=== Begin Enclosure ===

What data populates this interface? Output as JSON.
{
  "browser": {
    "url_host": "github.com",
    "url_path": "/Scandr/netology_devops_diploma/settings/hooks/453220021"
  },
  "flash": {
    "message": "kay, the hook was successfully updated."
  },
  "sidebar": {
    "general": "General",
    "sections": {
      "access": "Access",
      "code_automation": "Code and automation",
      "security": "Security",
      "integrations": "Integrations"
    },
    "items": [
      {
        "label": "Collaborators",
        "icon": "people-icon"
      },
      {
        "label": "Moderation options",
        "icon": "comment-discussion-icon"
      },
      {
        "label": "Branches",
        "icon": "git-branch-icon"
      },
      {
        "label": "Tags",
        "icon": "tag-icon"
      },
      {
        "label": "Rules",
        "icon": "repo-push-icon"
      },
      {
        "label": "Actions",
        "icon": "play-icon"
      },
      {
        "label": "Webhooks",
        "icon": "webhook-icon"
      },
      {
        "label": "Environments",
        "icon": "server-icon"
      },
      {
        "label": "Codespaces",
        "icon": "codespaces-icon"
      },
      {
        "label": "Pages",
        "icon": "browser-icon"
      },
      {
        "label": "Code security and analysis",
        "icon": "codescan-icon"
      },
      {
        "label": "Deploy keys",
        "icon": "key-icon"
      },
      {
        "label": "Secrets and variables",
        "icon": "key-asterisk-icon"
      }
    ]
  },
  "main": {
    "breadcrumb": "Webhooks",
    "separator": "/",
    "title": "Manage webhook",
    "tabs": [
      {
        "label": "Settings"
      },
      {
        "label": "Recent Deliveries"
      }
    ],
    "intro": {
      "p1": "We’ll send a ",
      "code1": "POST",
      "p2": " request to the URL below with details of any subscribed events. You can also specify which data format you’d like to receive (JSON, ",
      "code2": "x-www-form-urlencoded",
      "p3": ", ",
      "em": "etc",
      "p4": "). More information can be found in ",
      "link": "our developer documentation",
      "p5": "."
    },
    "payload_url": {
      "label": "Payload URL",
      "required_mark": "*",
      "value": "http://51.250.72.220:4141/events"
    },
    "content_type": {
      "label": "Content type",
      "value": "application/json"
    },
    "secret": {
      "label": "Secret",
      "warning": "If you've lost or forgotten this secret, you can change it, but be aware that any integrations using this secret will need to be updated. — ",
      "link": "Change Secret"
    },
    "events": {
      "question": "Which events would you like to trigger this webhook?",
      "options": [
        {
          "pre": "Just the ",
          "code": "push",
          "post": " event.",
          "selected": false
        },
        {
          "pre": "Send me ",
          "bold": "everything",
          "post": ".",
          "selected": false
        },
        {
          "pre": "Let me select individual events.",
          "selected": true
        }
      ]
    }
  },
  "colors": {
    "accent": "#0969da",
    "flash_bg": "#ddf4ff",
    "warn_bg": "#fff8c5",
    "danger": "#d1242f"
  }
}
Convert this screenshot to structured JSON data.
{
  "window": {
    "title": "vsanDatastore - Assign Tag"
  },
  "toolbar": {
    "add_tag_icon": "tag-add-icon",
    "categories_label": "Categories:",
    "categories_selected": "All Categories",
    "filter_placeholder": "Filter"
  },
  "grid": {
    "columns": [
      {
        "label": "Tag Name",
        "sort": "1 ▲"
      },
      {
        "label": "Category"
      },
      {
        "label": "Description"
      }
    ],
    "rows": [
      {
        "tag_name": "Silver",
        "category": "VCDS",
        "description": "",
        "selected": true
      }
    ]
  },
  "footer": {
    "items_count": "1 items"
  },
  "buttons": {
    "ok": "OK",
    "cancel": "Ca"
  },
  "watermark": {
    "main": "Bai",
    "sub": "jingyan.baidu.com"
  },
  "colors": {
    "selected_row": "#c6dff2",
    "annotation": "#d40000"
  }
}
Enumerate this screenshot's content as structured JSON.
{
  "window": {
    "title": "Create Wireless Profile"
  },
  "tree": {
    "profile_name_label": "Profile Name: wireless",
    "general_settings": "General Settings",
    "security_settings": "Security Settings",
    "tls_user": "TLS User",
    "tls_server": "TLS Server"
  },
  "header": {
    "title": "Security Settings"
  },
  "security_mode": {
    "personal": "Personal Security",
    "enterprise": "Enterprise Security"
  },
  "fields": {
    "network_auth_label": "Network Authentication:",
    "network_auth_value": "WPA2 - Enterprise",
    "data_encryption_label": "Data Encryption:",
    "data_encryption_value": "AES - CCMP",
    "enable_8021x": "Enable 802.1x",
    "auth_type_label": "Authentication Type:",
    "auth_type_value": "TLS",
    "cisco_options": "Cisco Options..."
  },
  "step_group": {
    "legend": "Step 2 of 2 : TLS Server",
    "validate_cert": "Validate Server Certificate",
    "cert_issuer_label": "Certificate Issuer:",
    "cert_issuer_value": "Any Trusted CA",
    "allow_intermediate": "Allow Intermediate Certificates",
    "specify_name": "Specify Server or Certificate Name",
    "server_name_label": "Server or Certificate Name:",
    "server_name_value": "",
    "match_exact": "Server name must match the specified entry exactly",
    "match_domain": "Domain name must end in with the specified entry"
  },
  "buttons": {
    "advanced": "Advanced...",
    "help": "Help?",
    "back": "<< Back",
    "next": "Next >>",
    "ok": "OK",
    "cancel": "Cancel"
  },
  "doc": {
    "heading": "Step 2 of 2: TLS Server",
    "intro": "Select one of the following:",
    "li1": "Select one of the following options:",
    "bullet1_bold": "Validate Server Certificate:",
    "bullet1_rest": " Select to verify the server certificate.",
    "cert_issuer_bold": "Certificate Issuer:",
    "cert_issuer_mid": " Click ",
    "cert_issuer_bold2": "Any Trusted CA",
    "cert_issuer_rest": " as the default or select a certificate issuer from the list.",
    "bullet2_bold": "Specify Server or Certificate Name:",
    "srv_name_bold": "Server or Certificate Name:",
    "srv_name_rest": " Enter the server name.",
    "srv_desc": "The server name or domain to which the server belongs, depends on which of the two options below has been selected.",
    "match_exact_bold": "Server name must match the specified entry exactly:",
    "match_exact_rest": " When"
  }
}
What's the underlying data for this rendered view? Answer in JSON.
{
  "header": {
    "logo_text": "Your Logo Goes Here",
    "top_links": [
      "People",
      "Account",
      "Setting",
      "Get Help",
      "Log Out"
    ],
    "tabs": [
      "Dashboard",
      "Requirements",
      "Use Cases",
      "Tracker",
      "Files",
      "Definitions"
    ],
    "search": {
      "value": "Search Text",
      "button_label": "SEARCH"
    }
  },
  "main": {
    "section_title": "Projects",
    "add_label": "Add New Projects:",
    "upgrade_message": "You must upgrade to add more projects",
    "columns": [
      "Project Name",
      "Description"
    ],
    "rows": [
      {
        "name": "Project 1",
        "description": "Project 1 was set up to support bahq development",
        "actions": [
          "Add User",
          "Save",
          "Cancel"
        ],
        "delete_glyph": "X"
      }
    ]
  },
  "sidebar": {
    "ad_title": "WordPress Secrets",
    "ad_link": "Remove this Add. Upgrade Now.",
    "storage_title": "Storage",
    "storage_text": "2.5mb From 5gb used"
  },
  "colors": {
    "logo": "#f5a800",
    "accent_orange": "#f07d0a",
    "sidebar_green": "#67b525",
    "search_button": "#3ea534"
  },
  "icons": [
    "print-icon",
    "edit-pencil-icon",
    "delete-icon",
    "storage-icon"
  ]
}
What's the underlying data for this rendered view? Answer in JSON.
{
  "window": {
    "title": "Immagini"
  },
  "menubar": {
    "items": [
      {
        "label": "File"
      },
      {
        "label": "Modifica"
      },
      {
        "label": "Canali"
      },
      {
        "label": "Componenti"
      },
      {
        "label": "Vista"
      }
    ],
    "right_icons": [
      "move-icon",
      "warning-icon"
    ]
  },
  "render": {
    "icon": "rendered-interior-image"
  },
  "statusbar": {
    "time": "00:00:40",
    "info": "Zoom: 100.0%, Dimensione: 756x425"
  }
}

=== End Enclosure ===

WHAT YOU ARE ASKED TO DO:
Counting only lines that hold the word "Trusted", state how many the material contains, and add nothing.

FINISHED EXERCISE:
2